inter-eNodeB without MME/SGW relocation is illustrated below in Figure 23. The signalling messages between the network elements related to each phase are then illustrated on the left hand side.2. It should be noted that measurement control is not included in the preparation phase in this figure. The handover phases as explained in Chapter 3.3 can be found from the right hand side of the figure. Figure 23: Inter eNB Handover signaling [9] 76 . The details of the signalling messages are specified by 3GPP in [9]. Inter-eNodeB handover signalling without MME/SGW relocation Handover signalling in intra-LTE.Appendix B – Intra-LTE.

13ms 171. Handover delay can be calculated from the difference between the timestamps of two consecutive packets that are received from different base stations. This particular figure is a measurement for user plane traffic break in X2 based inter-eNodeB handover with downlink UDP traffic.
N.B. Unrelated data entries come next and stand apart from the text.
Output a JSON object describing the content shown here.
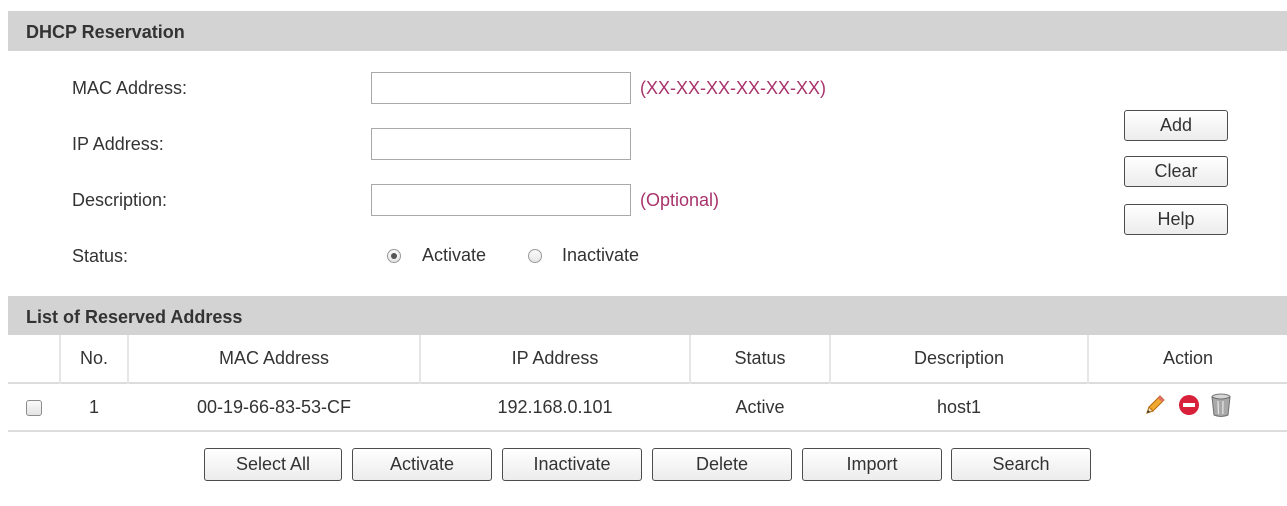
{
  "reservation": {
    "header": "DHCP Reservation",
    "mac_label": "MAC Address:",
    "mac_value": "",
    "mac_hint": "(XX-XX-XX-XX-XX-XX)",
    "ip_label": "IP Address:",
    "ip_value": "",
    "desc_label": "Description:",
    "desc_value": "",
    "desc_hint": "(Optional)",
    "status_label": "Status:",
    "status_options": [
      "Activate",
      "Inactivate"
    ],
    "status_selected": "Activate",
    "buttons": {
      "add": "Add",
      "clear": "Clear",
      "help": "Help"
    }
  },
  "list": {
    "header": "List of Reserved Address",
    "columns": [
      "",
      "No.",
      "MAC Address",
      "IP Address",
      "Status",
      "Description",
      "Action"
    ],
    "rows": [
      {
        "checked": false,
        "no": "1",
        "mac": "00-19-66-83-53-CF",
        "ip": "192.168.0.101",
        "status": "Active",
        "description": "host1",
        "actions": [
          "edit-icon",
          "disable-icon",
          "delete-icon"
        ]
      }
    ]
  },
  "bottom_buttons": {
    "select_all": "Select All",
    "activate": "Activate",
    "inactivate": "Inactivate",
    "delete": "Delete",
    "import": "Import",
    "search": "Search"
  },
  "colors": {
    "header_bg": "#d3d3d3",
    "hint": "#a8336b",
    "edit_icon": "#e8a020",
    "disable_icon": "#d8203a",
    "delete_icon": "#8a8a8a"
  }
}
With the high data rates provided by LTE. In this example IP-layer break can be calculated from the timestamps as follows: 240.754 ms = 68.376 ms (only the millisecond part of the timestamp is considered). The details and further analysis of this test can be found in [40]. and use the figure to locate the handover point. the amount of packets is high and thus locating the packets of interest from the capture is time consuming. Therefore it is useful to utilize a graphical tool that illustrates user throughput.Appendix C – Handover delay measurement procedure with Wireshark-tool One relatively simple method for measuring handover delay is based on capturing user data on the UE side with Wireshark. Figure 24: Wireshark packet capture from UE side highlighting measured intra-LTE X2 based handover interruption time [40] 77 . This procedure is illustrated below in Figure 24. Measuring the delay from eNodeB side does not provide reliable results since the clocks in different base stations may not be perfectly synchronized.
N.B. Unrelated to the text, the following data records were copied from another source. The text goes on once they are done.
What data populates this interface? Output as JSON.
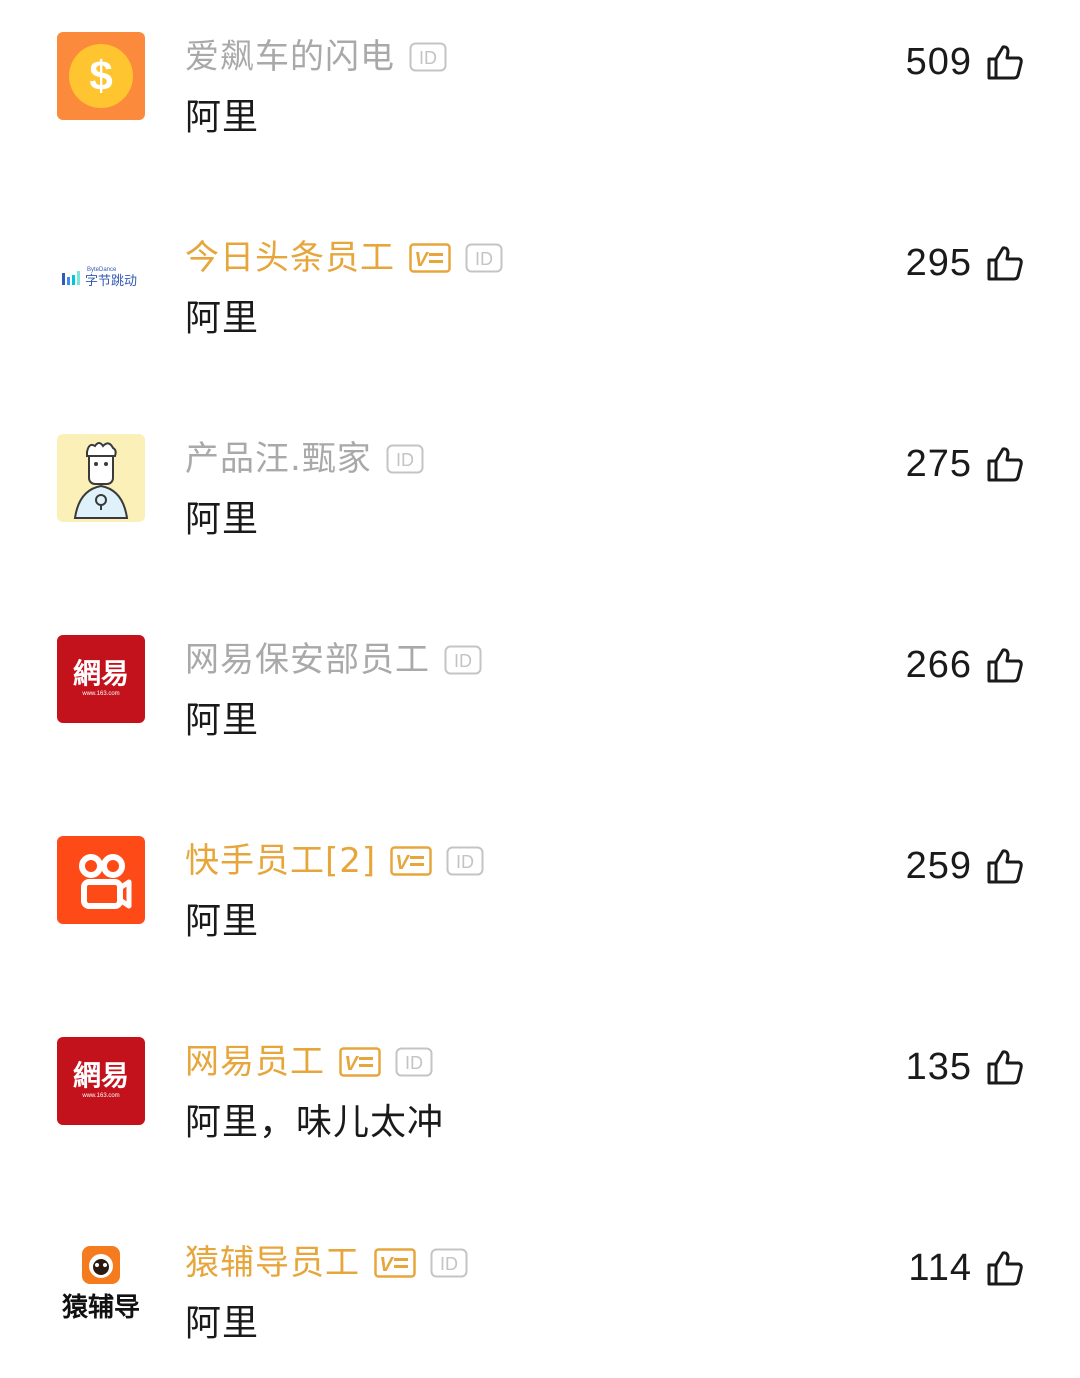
{
  "comments": [
    {
      "name": "爱飙车的闪电",
      "name_style": "plain",
      "vip": false,
      "id_label": "ID",
      "text": "阿里",
      "likes": "509",
      "avatar_icon": "dollar-coin-icon"
    },
    {
      "name": "今日头条员工",
      "name_style": "vip",
      "vip": true,
      "vip_label": "V",
      "id_label": "ID",
      "text": "阿里",
      "likes": "295",
      "avatar_icon": "bytedance-logo",
      "avatar_text_top": "ByteDance",
      "avatar_text": "字节跳动"
    },
    {
      "name": "产品汪.甄家",
      "name_style": "plain",
      "vip": false,
      "id_label": "ID",
      "text": "阿里",
      "likes": "275",
      "avatar_icon": "cartoon-person-icon"
    },
    {
      "name": "网易保安部员工",
      "name_style": "plain",
      "vip": false,
      "id_label": "ID",
      "text": "阿里",
      "likes": "266",
      "avatar_icon": "netease-logo",
      "avatar_text": "網易",
      "avatar_subtext": "www.163.com"
    },
    {
      "name": "快手员工[2]",
      "name_style": "vip",
      "vip": true,
      "vip_label": "V",
      "id_label": "ID",
      "text": "阿里",
      "likes": "259",
      "avatar_icon": "kuaishou-logo"
    },
    {
      "name": "网易员工",
      "name_style": "vip",
      "vip": true,
      "vip_label": "V",
      "id_label": "ID",
      "text": "阿里，味儿太冲",
      "likes": "135",
      "avatar_icon": "netease-logo",
      "avatar_text": "網易",
      "avatar_subtext": "www.163.com"
    },
    {
      "name": "猿辅导员工",
      "name_style": "vip",
      "vip": true,
      "vip_label": "V",
      "id_label": "ID",
      "text": "阿里",
      "likes": "114",
      "avatar_icon": "yuanfudao-logo",
      "avatar_text": "猿辅导"
    }
  ],
  "colors": {
    "vip_gold": "#e7a63c",
    "plain_name": "#a9a9a9",
    "text": "#1a1a1a",
    "netease_red": "#c3121c",
    "kuaishou_orange": "#fe4a17",
    "coin_orange": "#fb8a3c",
    "coin_yellow": "#fec531"
  },
  "icons": {
    "like": "thumbs-up-icon",
    "vip_badge": "vip-v-badge-icon",
    "id_badge": "id-badge-icon"
  }
}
The goal was to determine if the radio conditions of the I-HSPA cell were sufficient to sustain an incoming I-RAT handover in handover point C as discussed in Chapter 5. parameters and prioritization of LTE. LTE radio condition measurements were then performed with an XCAL. The two similar figures illustrate the two important radio condition metrics for 3G cells that are RCSP on the left and Ec/Io on the right hand side of the figure. There should also be no trouble performing the handover to other direction. Handover point C is approximately in the middle of the hill that can be seen from the map.Appendix D – Initial measurement for I-HSPA radio conditions in handover point C Figure 25 below illustrates a drive test that was run to measure the radio conditions for Vänrikki I-HSPA cell. to LTE with the correct triggers. while Ec/Io values were between around -6dB to -9dB. These metrics indicate relatively good radio conditions and therefore it can be determined that the radio conditions are good enough for an incoming I-RAT handover. The results were that RSRP will drop below -120dBm at handover point C and this value can be set as the triggering point for an A2 coverage handover. Similar measurements were done for Sello WCDMA 3G cells. The test was done by driving with one UE that was in active mode and recording the radio conditions with the Nemo-tool. Figure 25: I-HSPA radio condition measurement with Nemo-tool in handover point C 78 .1. RCSP values were varying between around -90dBm and 100dBm. The result of the test is as follows.2.